Task prompt:
Using the data below, work out how many lines contain the word "title", then state that number without comment.

=== Begin Enclosure ===

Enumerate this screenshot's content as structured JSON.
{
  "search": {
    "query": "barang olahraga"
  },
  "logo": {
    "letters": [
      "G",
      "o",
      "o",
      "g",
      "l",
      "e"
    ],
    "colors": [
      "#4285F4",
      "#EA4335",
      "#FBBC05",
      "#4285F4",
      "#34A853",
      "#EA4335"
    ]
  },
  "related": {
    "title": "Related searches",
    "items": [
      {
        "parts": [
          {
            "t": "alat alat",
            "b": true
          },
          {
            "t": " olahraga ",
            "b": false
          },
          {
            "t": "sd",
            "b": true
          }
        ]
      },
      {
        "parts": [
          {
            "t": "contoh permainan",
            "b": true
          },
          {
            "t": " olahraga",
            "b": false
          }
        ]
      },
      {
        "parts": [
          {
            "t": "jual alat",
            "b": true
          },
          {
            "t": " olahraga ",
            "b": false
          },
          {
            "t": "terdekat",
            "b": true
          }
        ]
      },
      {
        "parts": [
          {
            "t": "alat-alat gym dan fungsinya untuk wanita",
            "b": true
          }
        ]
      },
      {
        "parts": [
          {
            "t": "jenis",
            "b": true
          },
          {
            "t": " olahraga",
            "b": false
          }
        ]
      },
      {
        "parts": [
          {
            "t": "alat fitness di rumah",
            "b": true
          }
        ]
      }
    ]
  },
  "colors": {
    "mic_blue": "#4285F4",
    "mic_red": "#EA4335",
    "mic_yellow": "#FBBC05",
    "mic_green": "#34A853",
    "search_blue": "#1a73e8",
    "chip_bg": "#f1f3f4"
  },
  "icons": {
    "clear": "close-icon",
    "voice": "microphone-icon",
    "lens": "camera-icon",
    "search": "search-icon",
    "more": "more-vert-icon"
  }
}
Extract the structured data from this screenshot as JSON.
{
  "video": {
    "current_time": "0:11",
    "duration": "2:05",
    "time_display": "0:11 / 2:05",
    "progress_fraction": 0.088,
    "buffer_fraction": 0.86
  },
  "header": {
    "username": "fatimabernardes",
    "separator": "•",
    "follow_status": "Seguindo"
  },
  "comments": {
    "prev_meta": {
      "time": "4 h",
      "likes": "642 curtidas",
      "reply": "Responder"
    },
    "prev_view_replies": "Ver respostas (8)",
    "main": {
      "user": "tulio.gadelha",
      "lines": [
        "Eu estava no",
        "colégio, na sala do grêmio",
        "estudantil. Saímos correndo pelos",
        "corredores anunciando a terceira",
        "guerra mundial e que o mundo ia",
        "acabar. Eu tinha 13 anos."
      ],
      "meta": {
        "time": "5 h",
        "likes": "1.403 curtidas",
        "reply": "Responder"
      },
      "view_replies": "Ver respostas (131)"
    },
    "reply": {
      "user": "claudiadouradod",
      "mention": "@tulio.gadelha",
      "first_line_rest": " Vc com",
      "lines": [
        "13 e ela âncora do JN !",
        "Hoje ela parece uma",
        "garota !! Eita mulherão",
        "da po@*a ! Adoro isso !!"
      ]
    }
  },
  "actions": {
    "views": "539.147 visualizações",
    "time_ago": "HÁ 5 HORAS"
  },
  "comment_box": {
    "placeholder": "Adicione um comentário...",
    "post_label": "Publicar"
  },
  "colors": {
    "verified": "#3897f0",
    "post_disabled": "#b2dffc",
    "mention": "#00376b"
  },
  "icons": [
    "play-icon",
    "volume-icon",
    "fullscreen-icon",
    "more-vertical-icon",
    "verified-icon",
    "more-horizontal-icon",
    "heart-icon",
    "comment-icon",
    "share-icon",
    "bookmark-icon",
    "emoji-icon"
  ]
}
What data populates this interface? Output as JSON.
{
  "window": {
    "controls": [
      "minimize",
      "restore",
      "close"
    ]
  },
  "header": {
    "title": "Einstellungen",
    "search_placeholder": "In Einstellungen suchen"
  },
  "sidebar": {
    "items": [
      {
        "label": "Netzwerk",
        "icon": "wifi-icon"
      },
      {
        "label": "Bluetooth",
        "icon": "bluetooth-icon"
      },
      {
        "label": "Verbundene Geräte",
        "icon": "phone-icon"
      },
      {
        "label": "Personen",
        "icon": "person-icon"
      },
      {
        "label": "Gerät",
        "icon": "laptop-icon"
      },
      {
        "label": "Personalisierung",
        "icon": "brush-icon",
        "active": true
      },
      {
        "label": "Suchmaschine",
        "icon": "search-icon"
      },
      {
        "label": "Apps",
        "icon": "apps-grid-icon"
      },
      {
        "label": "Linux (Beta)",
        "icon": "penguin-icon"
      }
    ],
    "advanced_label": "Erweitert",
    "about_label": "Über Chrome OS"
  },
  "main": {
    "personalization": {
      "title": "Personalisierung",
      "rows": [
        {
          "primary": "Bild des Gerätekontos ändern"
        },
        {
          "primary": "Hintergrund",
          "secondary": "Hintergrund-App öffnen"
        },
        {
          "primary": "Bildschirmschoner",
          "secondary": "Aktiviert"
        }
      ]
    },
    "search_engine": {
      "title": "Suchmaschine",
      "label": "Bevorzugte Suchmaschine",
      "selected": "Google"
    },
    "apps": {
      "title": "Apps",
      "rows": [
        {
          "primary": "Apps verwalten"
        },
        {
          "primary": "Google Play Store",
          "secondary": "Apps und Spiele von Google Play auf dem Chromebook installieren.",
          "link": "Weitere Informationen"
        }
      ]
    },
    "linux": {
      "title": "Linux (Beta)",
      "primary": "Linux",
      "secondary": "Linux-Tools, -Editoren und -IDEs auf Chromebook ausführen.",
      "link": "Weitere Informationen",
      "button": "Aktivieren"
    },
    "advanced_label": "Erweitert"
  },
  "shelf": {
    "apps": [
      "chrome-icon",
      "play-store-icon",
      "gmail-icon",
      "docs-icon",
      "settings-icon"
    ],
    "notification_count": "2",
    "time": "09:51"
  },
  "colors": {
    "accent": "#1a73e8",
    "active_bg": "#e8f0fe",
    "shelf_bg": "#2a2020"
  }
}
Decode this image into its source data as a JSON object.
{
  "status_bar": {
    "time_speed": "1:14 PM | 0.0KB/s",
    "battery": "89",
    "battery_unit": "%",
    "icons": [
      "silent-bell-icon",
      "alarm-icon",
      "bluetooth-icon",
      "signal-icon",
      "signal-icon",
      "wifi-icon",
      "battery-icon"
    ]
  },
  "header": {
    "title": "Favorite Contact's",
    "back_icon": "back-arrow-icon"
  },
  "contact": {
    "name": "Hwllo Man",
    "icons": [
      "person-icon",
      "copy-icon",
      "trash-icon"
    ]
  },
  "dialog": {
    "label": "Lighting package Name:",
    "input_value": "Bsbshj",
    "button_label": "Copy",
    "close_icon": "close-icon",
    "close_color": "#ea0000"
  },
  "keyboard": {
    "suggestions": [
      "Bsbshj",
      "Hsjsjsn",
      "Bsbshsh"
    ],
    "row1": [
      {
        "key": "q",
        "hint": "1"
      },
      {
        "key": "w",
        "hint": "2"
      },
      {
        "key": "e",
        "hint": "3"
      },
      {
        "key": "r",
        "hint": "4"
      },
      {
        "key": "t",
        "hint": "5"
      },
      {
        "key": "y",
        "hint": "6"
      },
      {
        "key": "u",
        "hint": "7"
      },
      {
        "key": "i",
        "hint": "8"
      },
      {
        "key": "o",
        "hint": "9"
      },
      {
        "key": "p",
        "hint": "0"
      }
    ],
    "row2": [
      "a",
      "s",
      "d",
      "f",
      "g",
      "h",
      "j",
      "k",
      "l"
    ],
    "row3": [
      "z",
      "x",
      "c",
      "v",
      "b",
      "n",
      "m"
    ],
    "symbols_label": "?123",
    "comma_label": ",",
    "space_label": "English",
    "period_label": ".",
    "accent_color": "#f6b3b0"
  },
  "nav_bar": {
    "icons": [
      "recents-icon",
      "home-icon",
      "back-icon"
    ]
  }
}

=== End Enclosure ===

Result for this task:
7